He released this statement:
"With Governor Cuomo resigning in disgrace, our next Governor, Kathy Hochul, will soon be facing enormous challenges. She deserves the opportunity to confront these challenges with a clean slate, and with the support of individuals who are not besmirched and compromised by ties to this dark, corrupt chapter in our state’s history.
With this in mind, I am calling for the immediate resignation of state agency officials with direct ties to the soon-to-be former Governor and the many scandals that have plagued state government. Close Cuomo allies like Department of Health Commissioner Howard Zucker and Superintendent of the New York State Department of Financial Services Linda Lacewell directly aided Andrew Cuomo’s misdeeds and have forfeited the right to serve the people of New York.
Make no mistake: the cover-up of nursing home deaths, the gross misuse of state resources for the writing of a book that personally enriched the Governor, and the cover-up — and enabling — of the Governor’s sexual harassment of young women, would not and could not have happened without these Cuomo appointees and other loyalists who are still employed by the people of New York they have misserved.
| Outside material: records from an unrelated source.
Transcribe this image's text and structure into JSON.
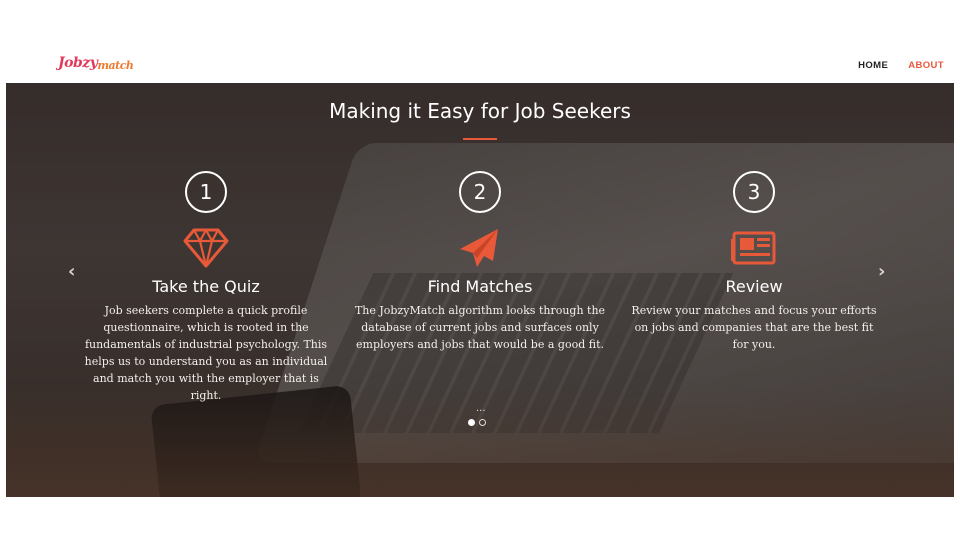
{
  "logo": {
    "primary": "Jobzy",
    "secondary": "match"
  },
  "nav": {
    "items": [
      {
        "label": "HOME",
        "active": false
      },
      {
        "label": "ABOUT",
        "active": true
      }
    ]
  },
  "hero": {
    "title": "Making it Easy for Job Seekers",
    "columns": [
      {
        "number": "1",
        "icon": "diamond-icon",
        "title": "Take the Quiz",
        "text": "Job seekers complete a quick profile questionnaire, which is rooted in the fundamentals of industrial psychology. This helps us to understand you as an individual and match you with the employer that is right."
      },
      {
        "number": "2",
        "icon": "paper-plane-icon",
        "title": "Find Matches",
        "text": "The JobzyMatch algorithm looks through the database of current jobs and surfaces only employers and jobs that would be a good fit."
      },
      {
        "number": "3",
        "icon": "newspaper-icon",
        "title": "Review",
        "text": "Review your matches and focus your efforts on jobs and companies that are the best fit for you."
      }
    ],
    "prev_arrow": "‹",
    "next_arrow": "›",
    "ellipsis": "...",
    "carousel": {
      "slides": 2,
      "active_index": 0
    }
  },
  "colors": {
    "accent": "#e8593a",
    "logo_pink": "#e23a5a"
  }
}
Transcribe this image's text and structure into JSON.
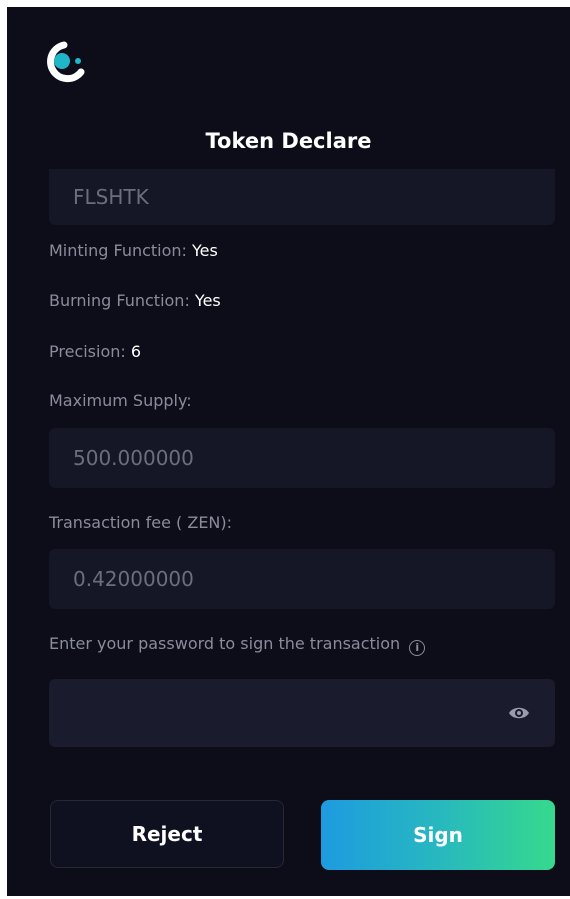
{
  "header": {
    "title": "Token Declare"
  },
  "token": {
    "symbol": "FLSHTK",
    "minting_label": "Minting Function:",
    "minting_value": "Yes",
    "burning_label": "Burning Function:",
    "burning_value": "Yes",
    "precision_label": "Precision:",
    "precision_value": "6",
    "max_supply_label": "Maximum Supply:",
    "max_supply_value": "500.000000",
    "fee_label": "Transaction fee ( ZEN):",
    "fee_value": "0.42000000"
  },
  "password": {
    "label": "Enter your password to sign the transaction",
    "info_icon": "info-icon",
    "toggle_icon": "eye-icon",
    "value": ""
  },
  "actions": {
    "reject_label": "Reject",
    "sign_label": "Sign"
  },
  "colors": {
    "background": "#0c0d19",
    "field": "#151626",
    "sign_gradient_start": "#1e9be0",
    "sign_gradient_end": "#36d98d",
    "logo_accent": "#1fb6c9"
  }
}
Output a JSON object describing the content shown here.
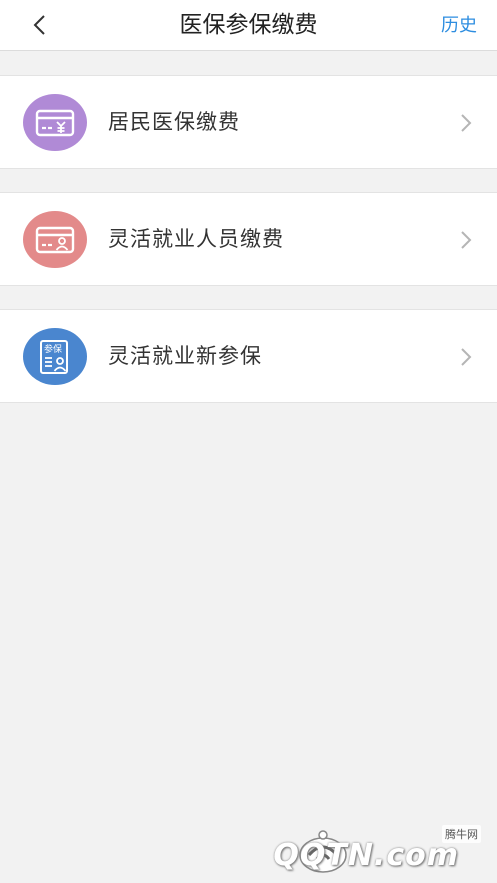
{
  "header": {
    "title": "医保参保缴费",
    "history_label": "历史"
  },
  "colors": {
    "accent": "#2d8de0",
    "icon_purple": "#b08ad6",
    "icon_red": "#e38a8a",
    "icon_blue": "#4a86cf"
  },
  "items": [
    {
      "label": "居民医保缴费",
      "icon": "card-yuan-icon"
    },
    {
      "label": "灵活就业人员缴费",
      "icon": "card-person-icon"
    },
    {
      "label": "灵活就业新参保",
      "icon": "document-enroll-icon",
      "icon_text": "参保"
    }
  ],
  "watermark": {
    "tag": "腾牛网",
    "brand": "QQTN.com"
  }
}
To ensure a fresh start for New Yorkers, these individuals should resign immediately or be removed from the state payroll by the incoming Governor."